- Exercise goal
Could you say how many lines below contain the word "data"? Give the number with no other text.

(Web page and app entries)
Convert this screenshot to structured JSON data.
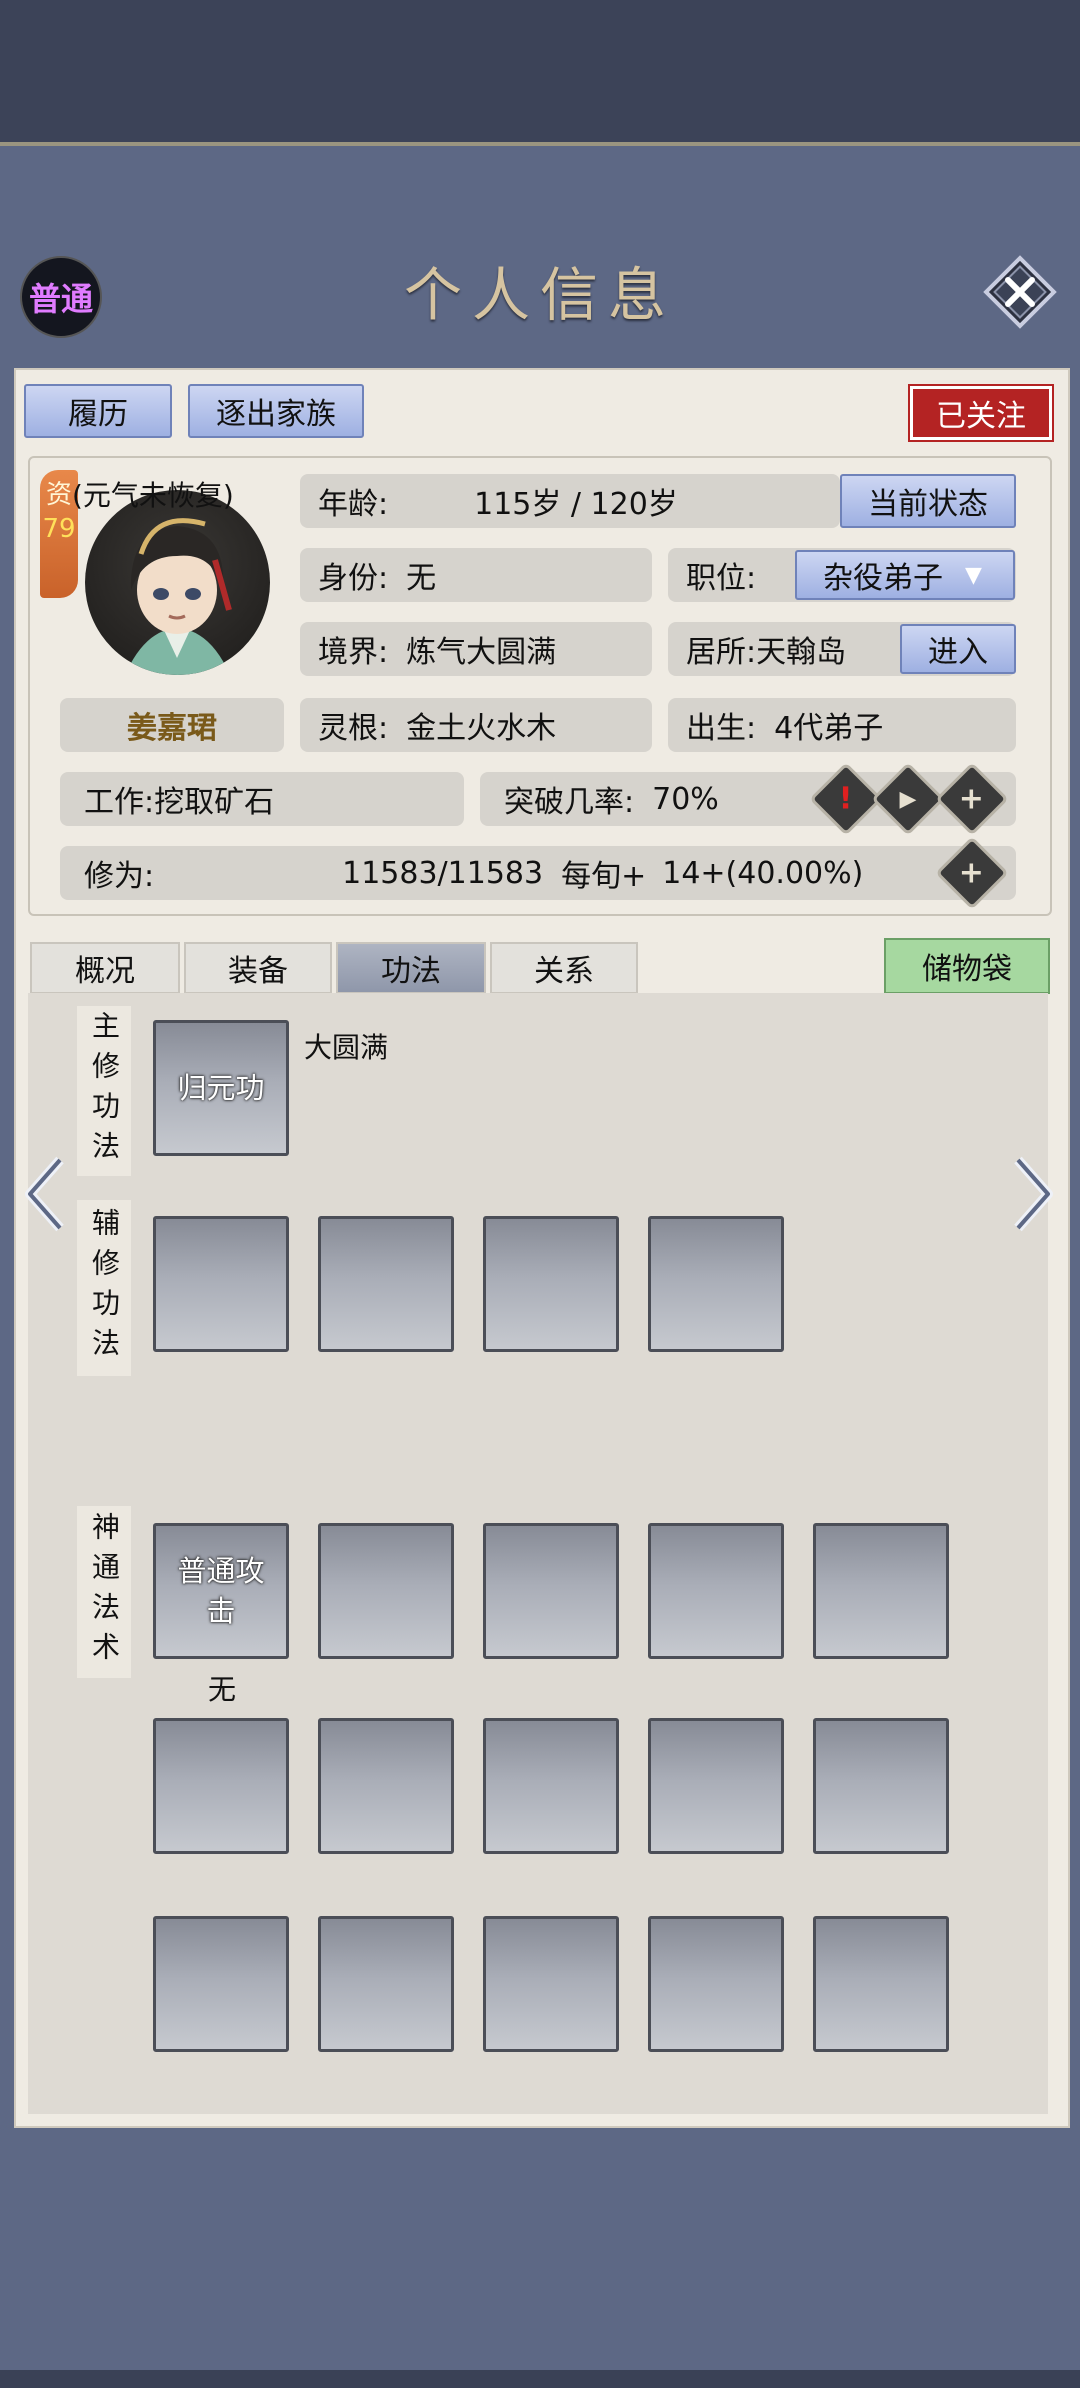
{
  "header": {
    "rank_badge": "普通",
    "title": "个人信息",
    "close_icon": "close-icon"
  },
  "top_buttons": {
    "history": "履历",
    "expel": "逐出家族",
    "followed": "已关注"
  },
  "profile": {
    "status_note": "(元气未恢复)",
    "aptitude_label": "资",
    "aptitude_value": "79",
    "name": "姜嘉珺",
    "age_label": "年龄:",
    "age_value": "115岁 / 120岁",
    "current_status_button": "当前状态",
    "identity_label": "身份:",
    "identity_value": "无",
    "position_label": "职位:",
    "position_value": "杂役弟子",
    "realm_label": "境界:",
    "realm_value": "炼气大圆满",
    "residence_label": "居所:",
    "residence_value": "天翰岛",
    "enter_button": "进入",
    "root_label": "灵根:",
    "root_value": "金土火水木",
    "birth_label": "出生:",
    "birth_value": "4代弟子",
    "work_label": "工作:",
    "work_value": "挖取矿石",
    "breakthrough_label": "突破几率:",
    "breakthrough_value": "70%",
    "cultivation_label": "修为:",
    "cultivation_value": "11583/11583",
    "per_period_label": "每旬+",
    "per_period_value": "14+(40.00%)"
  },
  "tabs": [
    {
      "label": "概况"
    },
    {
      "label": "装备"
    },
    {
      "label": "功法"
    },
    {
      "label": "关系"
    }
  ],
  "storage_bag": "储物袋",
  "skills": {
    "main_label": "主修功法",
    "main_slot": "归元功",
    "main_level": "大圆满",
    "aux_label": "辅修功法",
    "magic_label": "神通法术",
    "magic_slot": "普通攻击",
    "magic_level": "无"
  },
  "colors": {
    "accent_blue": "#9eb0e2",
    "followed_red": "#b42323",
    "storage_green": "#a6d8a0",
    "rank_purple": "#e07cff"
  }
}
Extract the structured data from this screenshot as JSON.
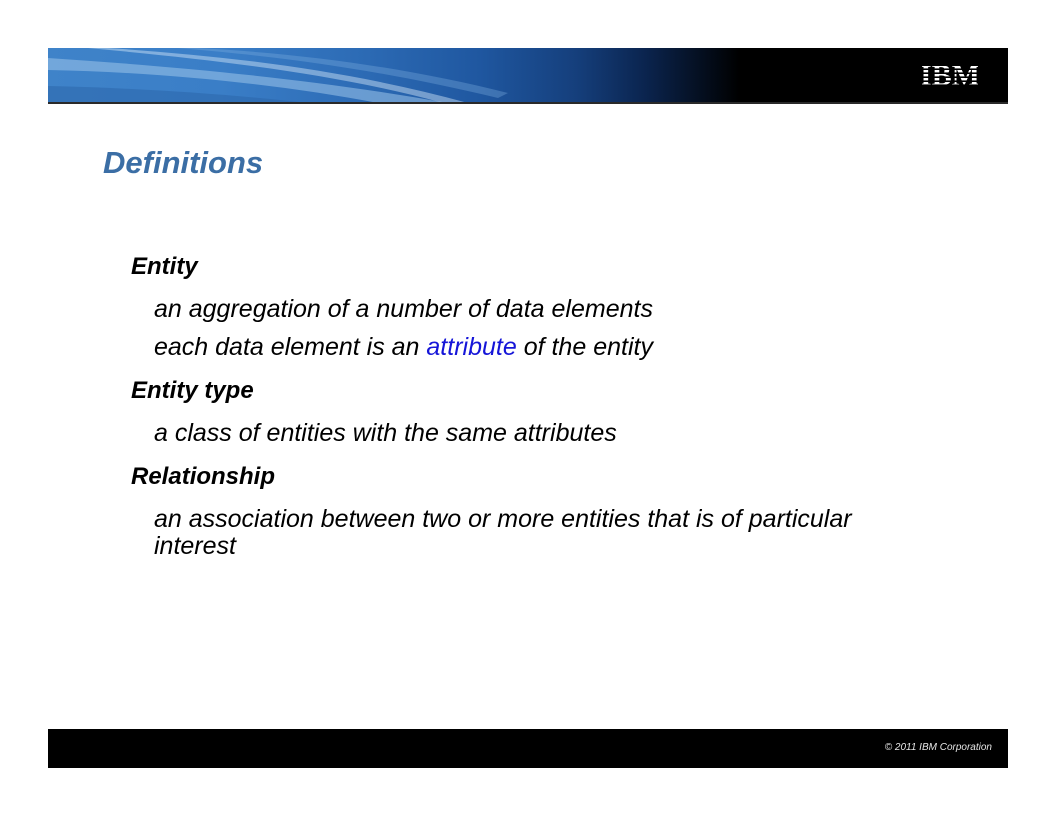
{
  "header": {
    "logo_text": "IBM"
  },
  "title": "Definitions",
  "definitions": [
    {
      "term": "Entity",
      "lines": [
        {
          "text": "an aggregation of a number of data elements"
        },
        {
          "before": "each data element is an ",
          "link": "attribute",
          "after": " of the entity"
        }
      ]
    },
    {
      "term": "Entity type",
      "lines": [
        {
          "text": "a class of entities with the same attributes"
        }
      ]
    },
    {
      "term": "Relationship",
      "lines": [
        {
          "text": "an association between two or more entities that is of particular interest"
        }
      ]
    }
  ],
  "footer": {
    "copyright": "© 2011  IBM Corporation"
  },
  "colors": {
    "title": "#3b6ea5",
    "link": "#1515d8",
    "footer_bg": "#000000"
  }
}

- Solution to this task
4